### Directions for this task
Below are records to write out again, exactly as they read.
START Data
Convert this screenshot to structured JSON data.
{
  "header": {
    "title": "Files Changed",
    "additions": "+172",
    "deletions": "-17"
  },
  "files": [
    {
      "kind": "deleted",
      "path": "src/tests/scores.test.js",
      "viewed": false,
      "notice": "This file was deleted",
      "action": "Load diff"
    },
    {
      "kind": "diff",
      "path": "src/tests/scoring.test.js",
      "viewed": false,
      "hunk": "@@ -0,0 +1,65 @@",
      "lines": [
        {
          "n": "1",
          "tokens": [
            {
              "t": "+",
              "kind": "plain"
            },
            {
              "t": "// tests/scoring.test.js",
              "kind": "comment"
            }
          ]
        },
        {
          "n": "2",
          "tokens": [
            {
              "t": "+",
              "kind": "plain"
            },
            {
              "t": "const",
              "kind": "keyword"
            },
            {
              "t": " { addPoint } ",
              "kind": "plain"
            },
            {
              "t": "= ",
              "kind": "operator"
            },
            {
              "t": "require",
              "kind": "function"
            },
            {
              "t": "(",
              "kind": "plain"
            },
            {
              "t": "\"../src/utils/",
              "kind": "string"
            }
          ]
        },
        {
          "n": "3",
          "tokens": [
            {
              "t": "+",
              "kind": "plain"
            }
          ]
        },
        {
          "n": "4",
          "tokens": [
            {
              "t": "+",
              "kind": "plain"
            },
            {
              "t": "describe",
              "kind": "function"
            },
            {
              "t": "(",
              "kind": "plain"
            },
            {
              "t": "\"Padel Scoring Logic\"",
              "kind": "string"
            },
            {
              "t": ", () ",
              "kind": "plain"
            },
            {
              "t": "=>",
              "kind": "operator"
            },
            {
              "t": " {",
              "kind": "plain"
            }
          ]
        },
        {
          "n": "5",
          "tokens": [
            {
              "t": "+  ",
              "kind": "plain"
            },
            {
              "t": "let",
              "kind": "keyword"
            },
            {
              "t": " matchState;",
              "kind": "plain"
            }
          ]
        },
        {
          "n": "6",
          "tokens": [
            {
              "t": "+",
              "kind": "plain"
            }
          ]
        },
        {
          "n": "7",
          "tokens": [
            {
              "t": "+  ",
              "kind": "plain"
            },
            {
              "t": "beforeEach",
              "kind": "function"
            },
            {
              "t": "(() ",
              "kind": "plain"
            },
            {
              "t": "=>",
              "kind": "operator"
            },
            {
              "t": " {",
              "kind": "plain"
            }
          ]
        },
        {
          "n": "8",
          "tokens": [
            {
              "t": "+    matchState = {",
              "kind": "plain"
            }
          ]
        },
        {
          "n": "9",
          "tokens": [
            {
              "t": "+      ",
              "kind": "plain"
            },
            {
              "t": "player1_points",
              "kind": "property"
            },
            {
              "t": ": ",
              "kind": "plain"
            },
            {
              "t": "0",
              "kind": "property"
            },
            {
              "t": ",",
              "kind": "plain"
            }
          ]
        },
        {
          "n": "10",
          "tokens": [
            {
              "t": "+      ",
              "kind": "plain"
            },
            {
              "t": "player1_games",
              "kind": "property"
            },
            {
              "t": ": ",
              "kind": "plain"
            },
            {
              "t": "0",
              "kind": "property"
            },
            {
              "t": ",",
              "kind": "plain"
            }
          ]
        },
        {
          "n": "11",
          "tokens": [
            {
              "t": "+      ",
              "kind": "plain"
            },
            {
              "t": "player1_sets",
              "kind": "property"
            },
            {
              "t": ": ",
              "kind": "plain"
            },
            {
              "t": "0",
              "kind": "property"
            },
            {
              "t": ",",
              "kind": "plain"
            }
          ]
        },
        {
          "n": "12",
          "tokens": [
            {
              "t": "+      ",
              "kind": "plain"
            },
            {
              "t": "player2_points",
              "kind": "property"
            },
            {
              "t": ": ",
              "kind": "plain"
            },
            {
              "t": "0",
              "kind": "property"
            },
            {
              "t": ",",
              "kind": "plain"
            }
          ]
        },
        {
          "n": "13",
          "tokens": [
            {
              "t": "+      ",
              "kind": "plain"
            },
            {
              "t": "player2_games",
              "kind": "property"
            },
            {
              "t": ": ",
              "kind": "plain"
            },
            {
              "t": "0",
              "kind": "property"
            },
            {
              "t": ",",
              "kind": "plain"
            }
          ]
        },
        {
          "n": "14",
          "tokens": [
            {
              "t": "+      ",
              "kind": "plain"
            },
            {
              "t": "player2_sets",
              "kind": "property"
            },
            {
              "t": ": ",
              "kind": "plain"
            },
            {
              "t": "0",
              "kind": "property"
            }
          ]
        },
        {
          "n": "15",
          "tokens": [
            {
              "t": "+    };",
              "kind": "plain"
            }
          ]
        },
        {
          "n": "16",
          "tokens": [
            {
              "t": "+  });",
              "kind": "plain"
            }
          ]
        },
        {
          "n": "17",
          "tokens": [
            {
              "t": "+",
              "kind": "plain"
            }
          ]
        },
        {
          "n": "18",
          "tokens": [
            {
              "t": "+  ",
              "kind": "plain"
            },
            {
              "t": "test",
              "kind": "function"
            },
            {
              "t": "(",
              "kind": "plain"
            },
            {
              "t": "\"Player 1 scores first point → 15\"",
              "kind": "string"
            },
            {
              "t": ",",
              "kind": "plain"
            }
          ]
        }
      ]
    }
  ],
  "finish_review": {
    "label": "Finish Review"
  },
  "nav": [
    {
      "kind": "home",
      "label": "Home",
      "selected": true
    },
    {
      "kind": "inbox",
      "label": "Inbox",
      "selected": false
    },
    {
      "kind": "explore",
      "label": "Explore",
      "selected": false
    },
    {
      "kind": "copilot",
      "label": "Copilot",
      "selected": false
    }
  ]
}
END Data
### Exercise response
Convert this screenshot to structured JSON data.
{
  "header": {
    "title": "Files Changed",
    "additions": "+172",
    "deletions": "-17"
  },
  "files": [
    {
      "kind": "deleted",
      "path": "src/tests/scores.test.js",
      "viewed": false,
      "notice": "This file was deleted",
      "action": "Load diff"
    },
    {
      "kind": "diff",
      "path": "src/tests/scoring.test.js",
      "viewed": false,
      "hunk": "@@ -0,0 +1,65 @@",
      "lines": [
        {
          "n": "1",
          "tokens": [
            {
              "t": "+",
              "kind": "plain"
            },
            {
              "t": "// tests/scoring.test.js",
              "kind": "comment"
            }
          ]
        },
        {
          "n": "2",
          "tokens": [
            {
              "t": "+",
              "kind": "plain"
            },
            {
              "t": "const",
              "kind": "keyword"
            },
            {
              "t": " { addPoint } ",
              "kind": "plain"
            },
            {
              "t": "= ",
              "kind": "operator"
            },
            {
              "t": "require",
              "kind": "function"
            },
            {
              "t": "(",
              "kind": "plain"
            },
            {
              "t": "\"../src/utils/",
              "kind": "string"
            }
          ]
        },
        {
          "n": "3",
          "tokens": [
            {
              "t": "+",
              "kind": "plain"
            }
          ]
        },
        {
          "n": "4",
          "tokens": [
            {
              "t": "+",
              "kind": "plain"
            },
            {
              "t": "describe",
              "kind": "function"
            },
            {
              "t": "(",
              "kind": "plain"
            },
            {
              "t": "\"Padel Scoring Logic\"",
              "kind": "string"
            },
            {
              "t": ", () ",
              "kind": "plain"
            },
            {
              "t": "=>",
              "kind": "operator"
            },
            {
              "t": " {",
              "kind": "plain"
            }
          ]
        },
        {
          "n": "5",
          "tokens": [
            {
              "t": "+  ",
              "kind": "plain"
            },
            {
              "t": "let",
              "kind": "keyword"
            },
            {
              "t": " matchState;",
              "kind": "plain"
            }
          ]
        },
        {
          "n": "6",
          "tokens": [
            {
              "t": "+",
              "kind": "plain"
            }
          ]
        },
        {
          "n": "7",
          "tokens": [
            {
              "t": "+  ",
              "kind": "plain"
            },
            {
              "t": "beforeEach",
              "kind": "function"
            },
            {
              "t": "(() ",
              "kind": "plain"
            },
            {
              "t": "=>",
              "kind": "operator"
            },
            {
              "t": " {",
              "kind": "plain"
            }
          ]
        },
        {
          "n": "8",
          "tokens": [
            {
              "t": "+    matchState = {",
              "kind": "plain"
            }
          ]
        },
        {
          "n": "9",
          "tokens": [
            {
              "t": "+      ",
              "kind": "plain"
            },
            {
              "t": "player1_points",
              "kind": "property"
            },
            {
              "t": ": ",
              "kind": "plain"
            },
            {
              "t": "0",
              "kind": "property"
            },
            {
              "t": ",",
              "kind": "plain"
            }
          ]
        },
        {
          "n": "10",
          "tokens": [
            {
              "t": "+      ",
              "kind": "plain"
            },
            {
              "t": "player1_games",
              "kind": "property"
            },
            {
              "t": ": ",
              "kind": "plain"
            },
            {
              "t": "0",
              "kind": "property"
            },
            {
              "t": ",",
              "kind": "plain"
            }
          ]
        },
        {
          "n": "11",
          "tokens": [
            {
              "t": "+      ",
              "kind": "plain"
            },
            {
              "t": "player1_sets",
              "kind": "property"
            },
            {
              "t": ": ",
              "kind": "plain"
            },
            {
              "t": "0",
              "kind": "property"
            },
            {
              "t": ",",
              "kind": "plain"
            }
          ]
        },
        {
          "n": "12",
          "tokens": [
            {
              "t": "+      ",
              "kind": "plain"
            },
            {
              "t": "player2_points",
              "kind": "property"
            },
            {
              "t": ": ",
              "kind": "plain"
            },
            {
              "t": "0",
              "kind": "property"
            },
            {
              "t": ",",
              "kind": "plain"
            }
          ]
        },
        {
          "n": "13",
          "tokens": [
            {
              "t": "+      ",
              "kind": "plain"
            },
            {
              "t": "player2_games",
              "kind": "property"
            },
            {
              "t": ": ",
              "kind": "plain"
            },
            {
              "t": "0",
              "kind": "property"
            },
            {
              "t": ",",
              "kind": "plain"
            }
          ]
        },
        {
          "n": "14",
          "tokens": [
            {
              "t": "+      ",
              "kind": "plain"
            },
            {
              "t": "player2_sets",
              "kind": "property"
            },
            {
              "t": ": ",
              "kind": "plain"
            },
            {
              "t": "0",
              "kind": "property"
            }
          ]
        },
        {
          "n": "15",
          "tokens": [
            {
              "t": "+    };",
              "kind": "plain"
            }
          ]
        },
        {
          "n": "16",
          "tokens": [
            {
              "t": "+  });",
              "kind": "plain"
            }
          ]
        },
        {
          "n": "17",
          "tokens": [
            {
              "t": "+",
              "kind": "plain"
            }
          ]
        },
        {
          "n": "18",
          "tokens": [
            {
              "t": "+  ",
              "kind": "plain"
            },
            {
              "t": "test",
              "kind": "function"
            },
            {
              "t": "(",
              "kind": "plain"
            },
            {
              "t": "\"Player 1 scores first point → 15\"",
              "kind": "string"
            },
            {
              "t": ",",
              "kind": "plain"
            }
          ]
        }
      ]
    }
  ],
  "finish_review": {
    "label": "Finish Review"
  },
  "nav": [
    {
      "kind": "home",
      "label": "Home",
      "selected": true
    },
    {
      "kind": "inbox",
      "label": "Inbox",
      "selected": false
    },
    {
      "kind": "explore",
      "label": "Explore",
      "selected": false
    },
    {
      "kind": "copilot",
      "label": "Copilot",
      "selected": false
    }
  ]
}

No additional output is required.